Development thinking and the mystical ‘kingdom of abundance’
I N T RO D U C T I O N : K N OW L E D G E A N D T H E E R A O F M O D E R N I T Y
The origins of development theories and ideas about progress and modernity are an important part of understanding the ‘invention’ of development as an arena of enquiry and state practice. For many commentators, this begins with the postwar creation of ideas and discourses about ‘underdeveloped areas’ (e.g. in Truman’s ‘bold new program’) but we can trace this emergence back further still, to the seventeenth and eighteenth centuries of European Enlightenment rationality in particular. Development studies itself must be seen as a legacy of the Enlightenment in its rejection of artiﬁcial disciplinary boundaries and its search for common and collective approaches to problems and dilemmas of development. What we are interested in here is the extent to which deep-rooted ‘western’ and ‘Eurocentric’ traditions have cast their ‘dominant shadow’ over development thinking. The idea of progress forged in the Enlightenment era remains an article of faith in development thinking, while the idea of development has since taken on a ‘quasimystical connotation’ (Munck, 1999: 198). What emerges therefore is a kind of mystical belief that the project of modernity has not exhausted its

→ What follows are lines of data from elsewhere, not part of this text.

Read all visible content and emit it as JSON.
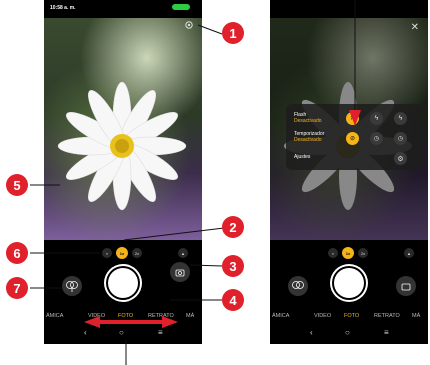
{
  "left": {
    "status_time": "10:58 a. m.",
    "zoom": [
      "1x",
      "2x"
    ],
    "modes": [
      "ÁMICA",
      "VIDEO",
      "FOTO",
      "RETRATO",
      "MÁ"
    ],
    "nav": [
      "‹",
      "○",
      "≡"
    ]
  },
  "right": {
    "panel": {
      "flash_label": "Flash",
      "flash_state": "Desactivado",
      "timer_label": "Temporizador",
      "timer_state": "Desactivado",
      "settings_label": "Ajustes"
    },
    "zoom": [
      "1x",
      "2x"
    ],
    "modes": [
      "ÁMICA",
      "VIDEO",
      "FOTO",
      "RETRATO",
      "MÁ"
    ],
    "nav": [
      "‹",
      "○",
      "≡"
    ]
  },
  "callouts": [
    "1",
    "2",
    "3",
    "4",
    "5",
    "6",
    "7"
  ],
  "colors": {
    "accent": "#f5b41a",
    "callout": "#e0202a"
  }
}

capacity to bring about ‘positive change’. Enlightenment ideals seem to have exerted a powerful inﬂuence on postwar conceptions of development and are also related to the wider question of whether modernity is still an unﬁnished project in the South. To what extent do theorisations of development become caught up in a ‘western’ perception of reality?